Segment Start: Records for this task

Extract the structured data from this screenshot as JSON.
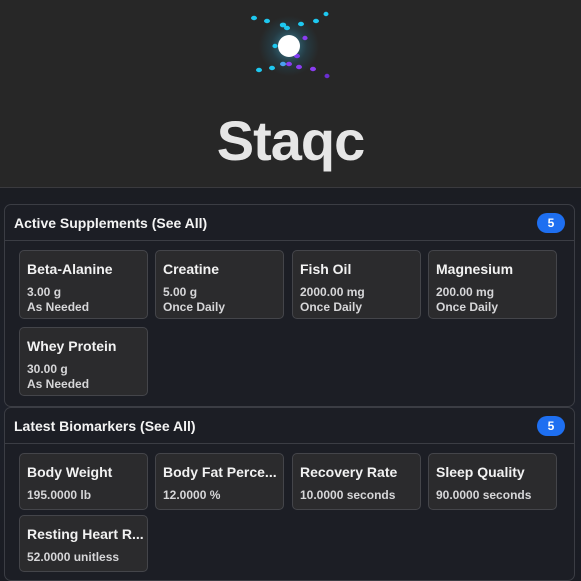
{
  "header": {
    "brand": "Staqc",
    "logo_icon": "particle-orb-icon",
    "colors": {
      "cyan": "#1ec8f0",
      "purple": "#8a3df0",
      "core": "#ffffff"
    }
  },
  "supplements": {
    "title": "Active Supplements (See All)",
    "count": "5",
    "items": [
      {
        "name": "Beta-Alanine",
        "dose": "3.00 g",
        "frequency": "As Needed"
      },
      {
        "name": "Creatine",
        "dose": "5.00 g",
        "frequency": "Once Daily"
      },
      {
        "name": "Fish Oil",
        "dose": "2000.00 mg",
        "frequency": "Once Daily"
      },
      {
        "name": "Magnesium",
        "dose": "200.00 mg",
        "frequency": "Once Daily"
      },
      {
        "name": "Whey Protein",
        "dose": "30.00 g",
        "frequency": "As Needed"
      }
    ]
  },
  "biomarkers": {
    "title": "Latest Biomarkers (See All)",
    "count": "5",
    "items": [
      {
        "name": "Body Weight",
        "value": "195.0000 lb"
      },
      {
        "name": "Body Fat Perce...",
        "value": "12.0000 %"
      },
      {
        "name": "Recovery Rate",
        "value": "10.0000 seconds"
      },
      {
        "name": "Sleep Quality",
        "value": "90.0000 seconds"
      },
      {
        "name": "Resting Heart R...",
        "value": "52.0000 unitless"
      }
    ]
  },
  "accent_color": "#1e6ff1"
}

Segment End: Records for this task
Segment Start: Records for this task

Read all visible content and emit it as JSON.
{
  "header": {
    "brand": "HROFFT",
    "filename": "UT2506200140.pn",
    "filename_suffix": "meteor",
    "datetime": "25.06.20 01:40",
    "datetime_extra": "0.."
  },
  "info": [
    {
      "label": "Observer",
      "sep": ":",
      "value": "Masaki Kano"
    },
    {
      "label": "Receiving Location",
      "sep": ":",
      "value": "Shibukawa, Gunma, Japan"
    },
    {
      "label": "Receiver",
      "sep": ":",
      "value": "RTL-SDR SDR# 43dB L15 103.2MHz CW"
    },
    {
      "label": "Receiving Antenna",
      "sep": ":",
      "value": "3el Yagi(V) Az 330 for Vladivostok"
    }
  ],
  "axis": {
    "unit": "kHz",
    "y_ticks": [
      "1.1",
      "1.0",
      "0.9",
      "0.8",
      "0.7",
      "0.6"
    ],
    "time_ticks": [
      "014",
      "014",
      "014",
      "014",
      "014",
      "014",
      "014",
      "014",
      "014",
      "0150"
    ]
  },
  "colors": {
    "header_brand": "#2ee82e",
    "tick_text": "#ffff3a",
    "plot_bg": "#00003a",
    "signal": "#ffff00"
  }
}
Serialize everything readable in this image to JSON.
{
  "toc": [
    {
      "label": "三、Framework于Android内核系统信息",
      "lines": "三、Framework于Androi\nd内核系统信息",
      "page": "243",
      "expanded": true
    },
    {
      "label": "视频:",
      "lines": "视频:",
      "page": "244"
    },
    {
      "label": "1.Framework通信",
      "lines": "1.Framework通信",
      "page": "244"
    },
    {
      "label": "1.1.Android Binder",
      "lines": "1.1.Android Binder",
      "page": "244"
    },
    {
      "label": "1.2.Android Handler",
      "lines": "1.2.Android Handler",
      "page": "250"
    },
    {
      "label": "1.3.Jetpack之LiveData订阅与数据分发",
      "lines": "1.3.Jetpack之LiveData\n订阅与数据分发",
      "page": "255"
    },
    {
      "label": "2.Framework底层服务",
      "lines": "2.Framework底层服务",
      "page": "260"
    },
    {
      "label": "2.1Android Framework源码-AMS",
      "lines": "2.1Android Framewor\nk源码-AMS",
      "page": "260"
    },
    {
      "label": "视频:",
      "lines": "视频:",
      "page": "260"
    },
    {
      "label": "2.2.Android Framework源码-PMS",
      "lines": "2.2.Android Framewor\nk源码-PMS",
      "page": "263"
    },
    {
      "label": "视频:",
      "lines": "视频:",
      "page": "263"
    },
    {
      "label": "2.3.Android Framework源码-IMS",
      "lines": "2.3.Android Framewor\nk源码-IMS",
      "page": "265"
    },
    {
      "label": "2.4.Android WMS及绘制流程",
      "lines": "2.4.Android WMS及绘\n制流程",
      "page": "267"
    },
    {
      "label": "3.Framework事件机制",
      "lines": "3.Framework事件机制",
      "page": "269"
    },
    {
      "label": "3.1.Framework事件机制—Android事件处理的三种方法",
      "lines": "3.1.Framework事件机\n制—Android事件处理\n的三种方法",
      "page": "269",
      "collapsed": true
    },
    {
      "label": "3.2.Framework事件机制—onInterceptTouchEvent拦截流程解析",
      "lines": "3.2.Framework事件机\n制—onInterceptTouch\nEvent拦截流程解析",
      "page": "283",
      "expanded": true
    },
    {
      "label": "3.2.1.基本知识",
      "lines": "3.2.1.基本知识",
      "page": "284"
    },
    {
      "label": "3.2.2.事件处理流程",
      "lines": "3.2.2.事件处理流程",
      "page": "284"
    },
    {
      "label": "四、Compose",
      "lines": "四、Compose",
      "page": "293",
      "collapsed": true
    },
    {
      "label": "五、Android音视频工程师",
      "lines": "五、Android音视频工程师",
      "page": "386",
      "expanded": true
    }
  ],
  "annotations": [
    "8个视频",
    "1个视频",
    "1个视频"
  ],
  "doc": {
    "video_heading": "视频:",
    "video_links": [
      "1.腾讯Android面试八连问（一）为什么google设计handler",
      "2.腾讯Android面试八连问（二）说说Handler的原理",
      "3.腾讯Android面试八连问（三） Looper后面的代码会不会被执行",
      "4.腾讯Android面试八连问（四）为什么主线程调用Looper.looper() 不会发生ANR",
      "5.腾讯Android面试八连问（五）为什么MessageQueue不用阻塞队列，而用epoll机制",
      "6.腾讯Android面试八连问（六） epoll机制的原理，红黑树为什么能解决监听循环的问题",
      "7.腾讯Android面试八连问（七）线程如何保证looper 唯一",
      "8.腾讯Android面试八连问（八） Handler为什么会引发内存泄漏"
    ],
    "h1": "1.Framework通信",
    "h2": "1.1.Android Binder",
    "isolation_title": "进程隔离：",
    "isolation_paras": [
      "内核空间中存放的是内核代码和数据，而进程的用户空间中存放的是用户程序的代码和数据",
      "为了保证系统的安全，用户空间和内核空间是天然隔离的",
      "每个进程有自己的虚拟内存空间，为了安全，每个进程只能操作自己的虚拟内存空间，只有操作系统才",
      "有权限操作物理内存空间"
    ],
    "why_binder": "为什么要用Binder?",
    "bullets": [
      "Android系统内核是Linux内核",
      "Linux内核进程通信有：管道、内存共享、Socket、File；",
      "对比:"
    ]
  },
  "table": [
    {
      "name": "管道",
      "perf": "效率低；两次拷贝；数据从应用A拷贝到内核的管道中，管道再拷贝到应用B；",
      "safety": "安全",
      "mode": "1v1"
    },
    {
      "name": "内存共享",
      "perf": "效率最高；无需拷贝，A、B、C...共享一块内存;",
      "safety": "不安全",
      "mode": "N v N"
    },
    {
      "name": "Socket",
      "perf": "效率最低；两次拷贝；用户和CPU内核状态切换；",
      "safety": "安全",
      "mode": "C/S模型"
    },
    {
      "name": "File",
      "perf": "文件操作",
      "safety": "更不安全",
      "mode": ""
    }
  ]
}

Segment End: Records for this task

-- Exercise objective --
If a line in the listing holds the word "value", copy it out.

-- Exercise output --
        "value": "195.0000 lb"
        "value": "12.0000 %"
        "value": "10.0000 seconds"
        "value": "90.0000 seconds"
        "value": "52.0000 unitless"
      "value": "Masaki Kano"
      "value": "Shibukawa, Gunma, Japan"
      "value": "RTL-SDR SDR# 43dB L15 103.2MHz CW"
      "value": "3el Yagi(V) Az 330 for Vladivostok"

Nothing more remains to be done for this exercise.